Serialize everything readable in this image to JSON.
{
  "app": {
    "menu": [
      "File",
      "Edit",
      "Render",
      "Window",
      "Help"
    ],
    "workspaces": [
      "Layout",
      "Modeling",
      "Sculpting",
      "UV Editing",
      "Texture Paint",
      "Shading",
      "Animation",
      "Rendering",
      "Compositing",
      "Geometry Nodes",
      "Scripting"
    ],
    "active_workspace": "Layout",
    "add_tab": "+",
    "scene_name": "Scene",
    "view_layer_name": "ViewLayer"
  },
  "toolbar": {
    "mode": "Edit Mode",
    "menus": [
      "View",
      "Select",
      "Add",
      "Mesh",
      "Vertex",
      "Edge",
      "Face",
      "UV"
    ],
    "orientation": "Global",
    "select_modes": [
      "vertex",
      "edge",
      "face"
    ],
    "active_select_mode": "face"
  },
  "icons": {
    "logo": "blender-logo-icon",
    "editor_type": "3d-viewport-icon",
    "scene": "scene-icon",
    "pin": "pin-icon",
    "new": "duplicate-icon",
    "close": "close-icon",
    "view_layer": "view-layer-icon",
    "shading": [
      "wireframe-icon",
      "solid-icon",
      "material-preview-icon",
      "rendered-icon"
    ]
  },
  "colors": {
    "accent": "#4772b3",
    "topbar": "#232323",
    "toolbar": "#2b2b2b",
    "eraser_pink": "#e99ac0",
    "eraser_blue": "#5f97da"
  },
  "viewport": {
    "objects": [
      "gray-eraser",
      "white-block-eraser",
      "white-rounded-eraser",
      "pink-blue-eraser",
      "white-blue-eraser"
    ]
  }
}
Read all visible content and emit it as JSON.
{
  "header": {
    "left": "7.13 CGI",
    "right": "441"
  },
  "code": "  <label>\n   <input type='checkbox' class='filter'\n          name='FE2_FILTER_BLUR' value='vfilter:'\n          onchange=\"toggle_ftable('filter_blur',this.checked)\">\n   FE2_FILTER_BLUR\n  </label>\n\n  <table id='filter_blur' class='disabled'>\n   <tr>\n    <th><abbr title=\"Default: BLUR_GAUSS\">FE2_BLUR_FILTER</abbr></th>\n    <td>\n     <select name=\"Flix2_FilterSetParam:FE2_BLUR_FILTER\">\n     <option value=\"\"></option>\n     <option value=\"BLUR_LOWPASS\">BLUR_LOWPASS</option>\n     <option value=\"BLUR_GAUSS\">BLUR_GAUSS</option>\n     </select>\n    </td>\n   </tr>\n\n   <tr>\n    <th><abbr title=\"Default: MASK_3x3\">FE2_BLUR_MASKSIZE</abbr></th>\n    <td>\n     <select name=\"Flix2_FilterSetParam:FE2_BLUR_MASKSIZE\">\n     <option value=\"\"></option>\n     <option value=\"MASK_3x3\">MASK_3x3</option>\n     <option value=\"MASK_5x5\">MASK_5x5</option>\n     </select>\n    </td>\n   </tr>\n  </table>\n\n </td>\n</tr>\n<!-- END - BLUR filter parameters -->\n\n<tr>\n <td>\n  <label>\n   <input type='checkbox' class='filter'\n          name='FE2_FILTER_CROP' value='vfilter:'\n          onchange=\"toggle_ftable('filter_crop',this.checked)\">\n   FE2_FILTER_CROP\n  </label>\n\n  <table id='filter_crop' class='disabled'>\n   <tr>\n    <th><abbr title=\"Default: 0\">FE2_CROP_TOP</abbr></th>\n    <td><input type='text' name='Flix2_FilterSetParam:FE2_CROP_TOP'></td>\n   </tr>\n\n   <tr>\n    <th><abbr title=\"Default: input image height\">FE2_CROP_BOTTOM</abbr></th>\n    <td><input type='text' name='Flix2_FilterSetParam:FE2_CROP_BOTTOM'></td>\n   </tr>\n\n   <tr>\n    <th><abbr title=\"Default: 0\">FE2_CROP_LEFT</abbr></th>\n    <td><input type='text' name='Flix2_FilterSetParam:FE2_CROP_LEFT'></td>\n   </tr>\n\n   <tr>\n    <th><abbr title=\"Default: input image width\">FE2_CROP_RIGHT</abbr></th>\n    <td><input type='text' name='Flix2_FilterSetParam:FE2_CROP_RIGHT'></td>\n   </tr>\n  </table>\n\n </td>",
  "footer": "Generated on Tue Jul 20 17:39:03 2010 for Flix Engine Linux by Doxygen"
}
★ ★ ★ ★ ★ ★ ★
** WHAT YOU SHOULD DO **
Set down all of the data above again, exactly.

** ANSWER AREA **
Serialize everything readable in this image to JSON.
{
  "app": {
    "menu": [
      "File",
      "Edit",
      "Render",
      "Window",
      "Help"
    ],
    "workspaces": [
      "Layout",
      "Modeling",
      "Sculpting",
      "UV Editing",
      "Texture Paint",
      "Shading",
      "Animation",
      "Rendering",
      "Compositing",
      "Geometry Nodes",
      "Scripting"
    ],
    "active_workspace": "Layout",
    "add_tab": "+",
    "scene_name": "Scene",
    "view_layer_name": "ViewLayer"
  },
  "toolbar": {
    "mode": "Edit Mode",
    "menus": [
      "View",
      "Select",
      "Add",
      "Mesh",
      "Vertex",
      "Edge",
      "Face",
      "UV"
    ],
    "orientation": "Global",
    "select_modes": [
      "vertex",
      "edge",
      "face"
    ],
    "active_select_mode": "face"
  },
  "icons": {
    "logo": "blender-logo-icon",
    "editor_type": "3d-viewport-icon",
    "scene": "scene-icon",
    "pin": "pin-icon",
    "new": "duplicate-icon",
    "close": "close-icon",
    "view_layer": "view-layer-icon",
    "shading": [
      "wireframe-icon",
      "solid-icon",
      "material-preview-icon",
      "rendered-icon"
    ]
  },
  "colors": {
    "accent": "#4772b3",
    "topbar": "#232323",
    "toolbar": "#2b2b2b",
    "eraser_pink": "#e99ac0",
    "eraser_blue": "#5f97da"
  },
  "viewport": {
    "objects": [
      "gray-eraser",
      "white-block-eraser",
      "white-rounded-eraser",
      "pink-blue-eraser",
      "white-blue-eraser"
    ]
  }
}
Read all visible content and emit it as JSON.
{
  "header": {
    "left": "7.13 CGI",
    "right": "441"
  },
  "code": "  <label>\n   <input type='checkbox' class='filter'\n          name='FE2_FILTER_BLUR' value='vfilter:'\n          onchange=\"toggle_ftable('filter_blur',this.checked)\">\n   FE2_FILTER_BLUR\n  </label>\n\n  <table id='filter_blur' class='disabled'>\n   <tr>\n    <th><abbr title=\"Default: BLUR_GAUSS\">FE2_BLUR_FILTER</abbr></th>\n    <td>\n     <select name=\"Flix2_FilterSetParam:FE2_BLUR_FILTER\">\n     <option value=\"\"></option>\n     <option value=\"BLUR_LOWPASS\">BLUR_LOWPASS</option>\n     <option value=\"BLUR_GAUSS\">BLUR_GAUSS</option>\n     </select>\n    </td>\n   </tr>\n\n   <tr>\n    <th><abbr title=\"Default: MASK_3x3\">FE2_BLUR_MASKSIZE</abbr></th>\n    <td>\n     <select name=\"Flix2_FilterSetParam:FE2_BLUR_MASKSIZE\">\n     <option value=\"\"></option>\n     <option value=\"MASK_3x3\">MASK_3x3</option>\n     <option value=\"MASK_5x5\">MASK_5x5</option>\n     </select>\n    </td>\n   </tr>\n  </table>\n\n </td>\n</tr>\n<!-- END - BLUR filter parameters -->\n\n<tr>\n <td>\n  <label>\n   <input type='checkbox' class='filter'\n          name='FE2_FILTER_CROP' value='vfilter:'\n          onchange=\"toggle_ftable('filter_crop',this.checked)\">\n   FE2_FILTER_CROP\n  </label>\n\n  <table id='filter_crop' class='disabled'>\n   <tr>\n    <th><abbr title=\"Default: 0\">FE2_CROP_TOP</abbr></th>\n    <td><input type='text' name='Flix2_FilterSetParam:FE2_CROP_TOP'></td>\n   </tr>\n\n   <tr>\n    <th><abbr title=\"Default: input image height\">FE2_CROP_BOTTOM</abbr></th>\n    <td><input type='text' name='Flix2_FilterSetParam:FE2_CROP_BOTTOM'></td>\n   </tr>\n\n   <tr>\n    <th><abbr title=\"Default: 0\">FE2_CROP_LEFT</abbr></th>\n    <td><input type='text' name='Flix2_FilterSetParam:FE2_CROP_LEFT'></td>\n   </tr>\n\n   <tr>\n    <th><abbr title=\"Default: input image width\">FE2_CROP_RIGHT</abbr></th>\n    <td><input type='text' name='Flix2_FilterSetParam:FE2_CROP_RIGHT'></td>\n   </tr>\n  </table>\n\n </td>",
  "footer": "Generated on Tue Jul 20 17:39:03 2010 for Flix Engine Linux by Doxygen"
}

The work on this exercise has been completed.